# DATA TO EXAMINE
################
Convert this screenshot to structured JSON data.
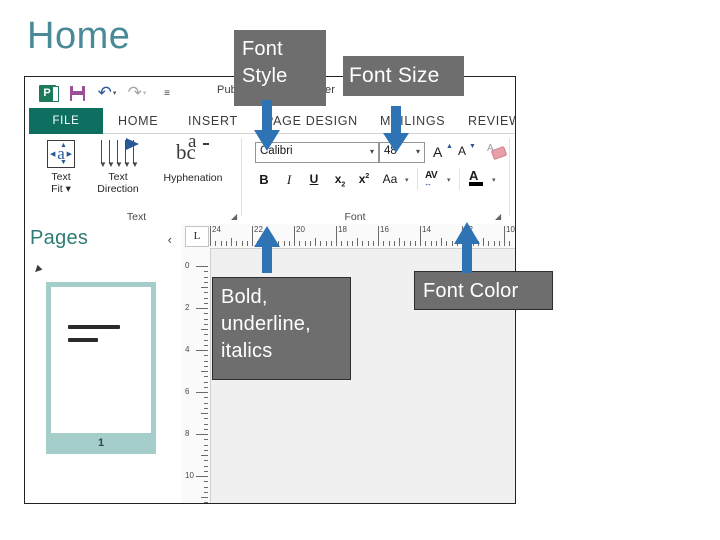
{
  "slide": {
    "title": "Home",
    "title_color": "#4a8a96"
  },
  "app_window": {
    "window_title": "Publication1 - Publisher",
    "quick_access": [
      {
        "name": "publisher-logo-icon",
        "label": "P"
      },
      {
        "name": "save-icon",
        "label": ""
      },
      {
        "name": "undo-icon",
        "label": "↶"
      },
      {
        "name": "redo-icon",
        "label": "↷"
      },
      {
        "name": "customize-quick-access-icon",
        "label": "☰"
      }
    ],
    "tabs": [
      {
        "label": "FILE",
        "active": true
      },
      {
        "label": "HOME",
        "active": false
      },
      {
        "label": "INSERT",
        "active": false
      },
      {
        "label": "PAGE DESIGN",
        "active": false
      },
      {
        "label": "MAILINGS",
        "active": false
      },
      {
        "label": "REVIEW",
        "active": false
      }
    ],
    "ribbon": {
      "text_group": {
        "label": "Text",
        "buttons": [
          {
            "name": "text-fit-button",
            "line1": "Text",
            "line2": "Fit ▾"
          },
          {
            "name": "text-direction-button",
            "line1": "Text",
            "line2": "Direction"
          },
          {
            "name": "hyphenation-button",
            "line1": "Hyphenation",
            "line2": ""
          }
        ]
      },
      "font_group": {
        "label": "Font",
        "font_name": "Calibri",
        "font_size": "48",
        "grow_font": "A",
        "shrink_font": "A",
        "clear_formatting": "A",
        "bold": "B",
        "italic": "I",
        "underline": "U",
        "subscript": "x",
        "subscript_sub": "2",
        "superscript": "x",
        "superscript_sup": "2",
        "change_case": "Aa",
        "character_spacing": "AV",
        "font_color": "A",
        "font_color_swatch": "#000000"
      }
    },
    "pages_pane": {
      "title": "Pages",
      "collapse_label": "‹",
      "page_number": "1"
    },
    "rulers": {
      "tab_selector": "L",
      "horizontal_ticks": [
        "24",
        "22",
        "20",
        "18",
        "16",
        "14",
        "12",
        "10"
      ],
      "vertical_ticks": [
        "0",
        "2",
        "4",
        "6",
        "8",
        "10"
      ]
    }
  },
  "callouts": [
    {
      "name": "callout-font-style",
      "text": "Font Style"
    },
    {
      "name": "callout-font-size",
      "text": "Font Size"
    },
    {
      "name": "callout-bold-underline-italics",
      "text": "Bold, underline, italics"
    },
    {
      "name": "callout-font-color",
      "text": "Font Color"
    }
  ],
  "arrows": [
    {
      "name": "arrow-font-style",
      "direction": "down",
      "color": "#2e74b5"
    },
    {
      "name": "arrow-font-size",
      "direction": "down",
      "color": "#2e74b5"
    },
    {
      "name": "arrow-bold-underline-italics",
      "direction": "up",
      "color": "#2e74b5"
    },
    {
      "name": "arrow-font-color",
      "direction": "up",
      "color": "#2e74b5"
    }
  ]
}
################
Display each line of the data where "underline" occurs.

# EXERCISE RESULT
        "underline": "U",
      "name": "callout-bold-underline-italics",
      "text": "Bold, underline, italics"
      "name": "arrow-bold-underline-italics",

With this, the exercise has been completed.